I saw Jack, my four-legged family member, and realized that he was no different from the pig my pork chop came from. I think at one point I even said to my mother that it was the same as eating my little sister, which I don’t remember her response to. It was probably something non-committal – my Mom eats very, very few animal products these days, but she thought she was doing the right thing at the time by getting us to eat our “protein.” Ah, misinformation, you sneaky b**ch.

Anyway, I’m sure I would have found my way to veganism without Jack eventually. I sought out information, and meat always instinctually grossed me out. But there’s no doubt about it that Jack taught me about loving animals, and being loved by them. He gave me a precious gift, and you could say that he’s at least partly responsible for saving quite a few animal lives. So, as if you haven’t given me enough, thanks for that too, Jack. You’re so freakin’ epic.

I guess that’s it for now. I have no idea what this blog will turn into, but at the very least, I put my love and gratitude for my fuzzy Jack-Jack out there into the world. And that would be enough all on it’s own.

As a thank-you from Jack and myself for making it all the way to the end of this post, here are just a few of my gazillion ultra-cute pictures of Jack:

Check out those eyes!

Check out those eyes!

Feeling a little exposed after a haircut.

Feeling a little exposed after a haircut.

Naps!

Naps!

More naps!

More naps!

COME AND GET IT! Subscribe to get the scoop on all the latest juicy bits.

Comments

  1. Wendi Meyer says

    Well said Lisa. Love reading your thoughts about our wonderful Jack Jack. And may I say just one more time, that as your mother I apologize for the whole pork chop thing!!

  2. Jonathan Meyer says
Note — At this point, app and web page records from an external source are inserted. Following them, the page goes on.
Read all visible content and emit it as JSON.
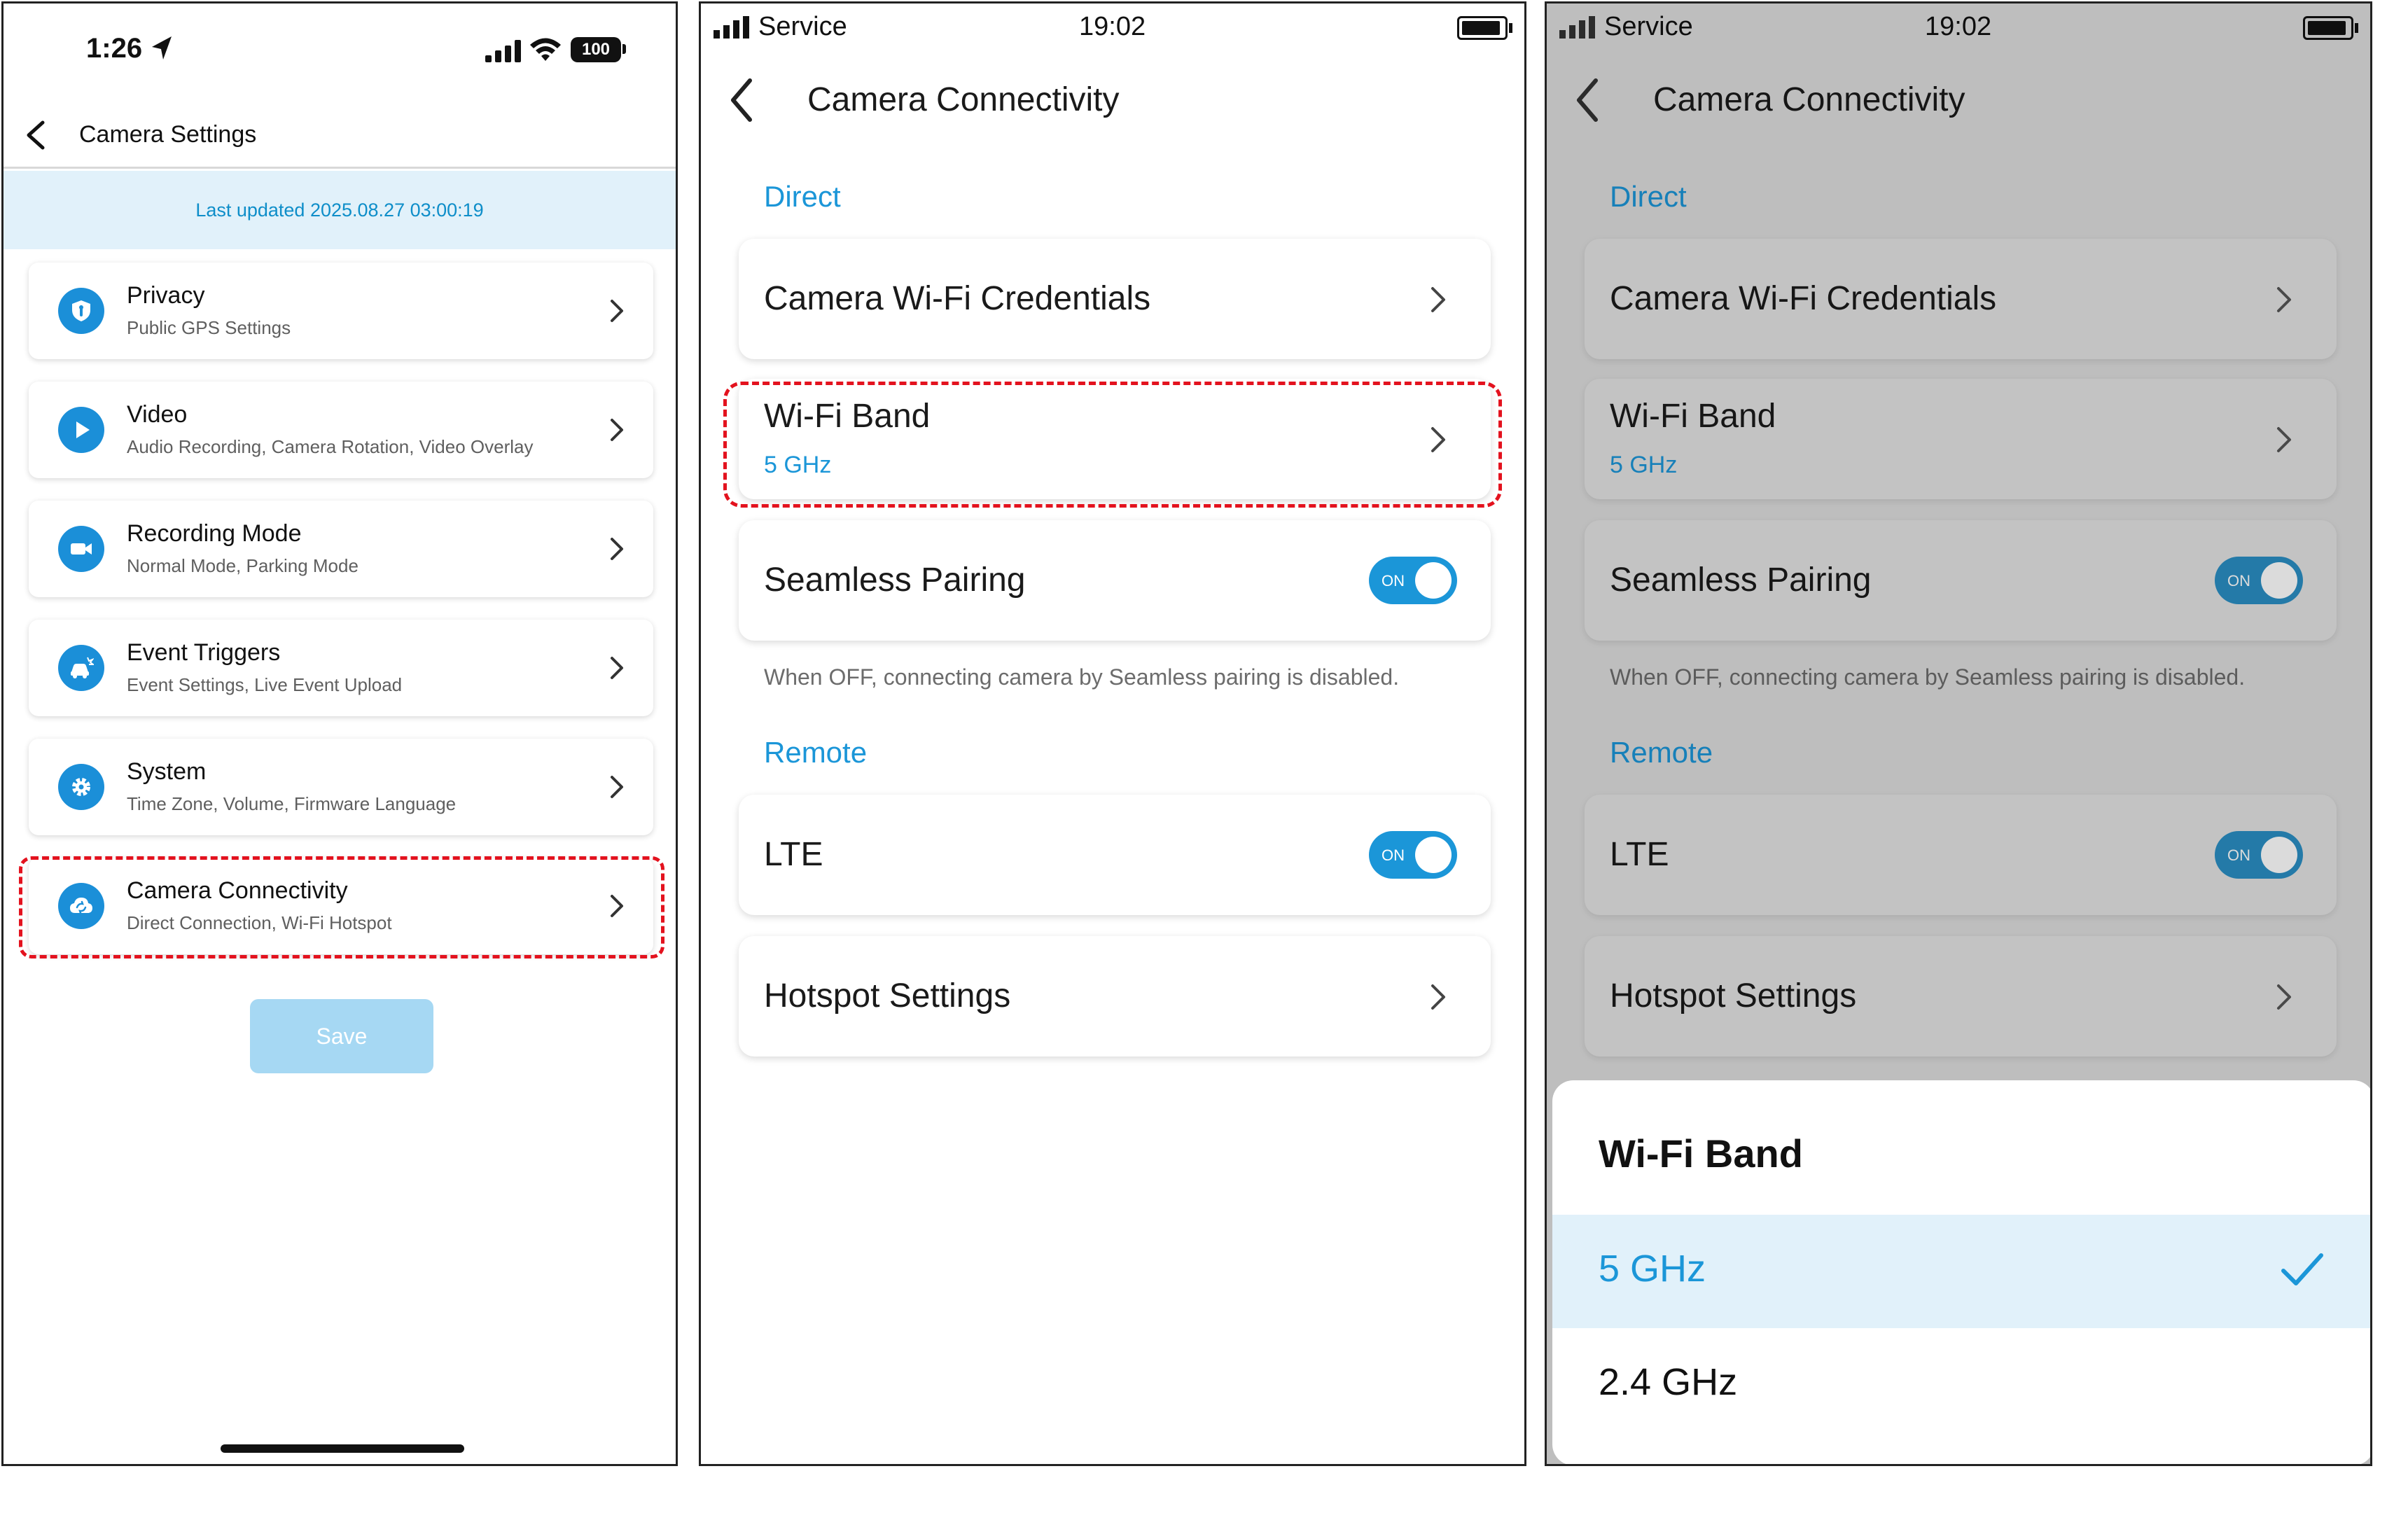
{
  "panel1": {
    "status": {
      "time": "1:26",
      "battery": "100"
    },
    "header": {
      "title": "Camera Settings"
    },
    "last_updated": "Last updated 2025.08.27 03:00:19",
    "items": [
      {
        "title": "Privacy",
        "subtitle": "Public GPS Settings",
        "icon": "shield-icon"
      },
      {
        "title": "Video",
        "subtitle": "Audio Recording, Camera Rotation, Video Overlay",
        "icon": "play-icon"
      },
      {
        "title": "Recording Mode",
        "subtitle": "Normal Mode, Parking Mode",
        "icon": "video-camera-icon"
      },
      {
        "title": "Event Triggers",
        "subtitle": "Event Settings, Live Event Upload",
        "icon": "car-impact-icon"
      },
      {
        "title": "System",
        "subtitle": "Time Zone, Volume, Firmware Language",
        "icon": "gear-icon"
      },
      {
        "title": "Camera Connectivity",
        "subtitle": "Direct Connection, Wi-Fi Hotspot",
        "icon": "cloud-sync-icon"
      }
    ],
    "save_label": "Save"
  },
  "connectivity": {
    "status": {
      "carrier": "Service",
      "time": "19:02"
    },
    "title": "Camera Connectivity",
    "direct_label": "Direct",
    "remote_label": "Remote",
    "wifi_credentials": "Camera Wi-Fi Credentials",
    "wifi_band": "Wi-Fi Band",
    "wifi_band_value": "5 GHz",
    "seamless_pairing": "Seamless Pairing",
    "seamless_hint": "When OFF, connecting camera by Seamless pairing is disabled.",
    "lte": "LTE",
    "hotspot": "Hotspot Settings",
    "toggle_on": "ON"
  },
  "sheet": {
    "title": "Wi-Fi Band",
    "options": [
      {
        "label": "5 GHz",
        "selected": true
      },
      {
        "label": "2.4 GHz",
        "selected": false
      }
    ]
  },
  "colors": {
    "accent": "#1b96d8",
    "highlight": "#e3121e",
    "info_bg": "#e1f1fa"
  }
}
    Thank you Lisa, for your ode to Jack, most def the best cat in the world and so eloquently reminding us to think!

Leave a Reply

Your email address will not be published. Required fields are marked *